April 22, 2013
Torture: Right or Wrong
Torture means any act by which severe pain or suffering, whether physical or mental, is intentionally inflicted on a person for such purposes as obtaining from him or a third person information or a confession, punishing him for an act he or a third person has committed or is suspected of having committed, or intimidating or coercing him or a third person, or for any reason based on discrimination of any kind with the consent of a public official or other person acting in an official capacity. According to Human Rights Watch in the following countries: China, Egypt, Indonesia, Iran, Iraq, Israel, Malaysia, Morocco, Nepal, North Korea, Pakistan, Russia, Syria, Turkey, Uganda, and Uzbekistan have documented the use of torture in two thousand and four and two thousand and five. In a recent poll Fifty Three percent of Americans believe that all torture should be abolished, with thirty one percent of those polled believing it should be allowed but with limits, and seven percent of those polled believing it should be allowed without limits. In a world full of lies and vulgarity, where people are capable of things so inhuman, torturing should not be allowed.

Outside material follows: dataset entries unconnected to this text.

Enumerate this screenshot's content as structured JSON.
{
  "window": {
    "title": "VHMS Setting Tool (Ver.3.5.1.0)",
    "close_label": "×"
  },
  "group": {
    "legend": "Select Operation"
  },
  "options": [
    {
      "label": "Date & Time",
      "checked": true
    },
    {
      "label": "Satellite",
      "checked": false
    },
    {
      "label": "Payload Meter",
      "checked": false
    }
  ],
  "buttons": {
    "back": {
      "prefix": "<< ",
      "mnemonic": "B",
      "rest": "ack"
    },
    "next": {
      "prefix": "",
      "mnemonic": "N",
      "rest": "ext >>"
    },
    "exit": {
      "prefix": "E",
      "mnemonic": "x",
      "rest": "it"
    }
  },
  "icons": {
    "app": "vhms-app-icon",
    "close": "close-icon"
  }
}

Torture is often used to punish, to obtain information or a confession, to take revenge on a person or persons or create terror and fear within a population. Some of the most common methods of physical torture include beating, electric shocks, stretching, submersion, suffocation, burns, rape and sexual assault. Psychological forms of torture and ill-treatment, which very often have the most long-lasting consequences for victims, commonly include: isolation, threats, humiliation, mock executions, mock amputations, and witnessing the torture of others. The use
of torture is dishonorable. It corrupts and degrades the state which uses it and the legal system which...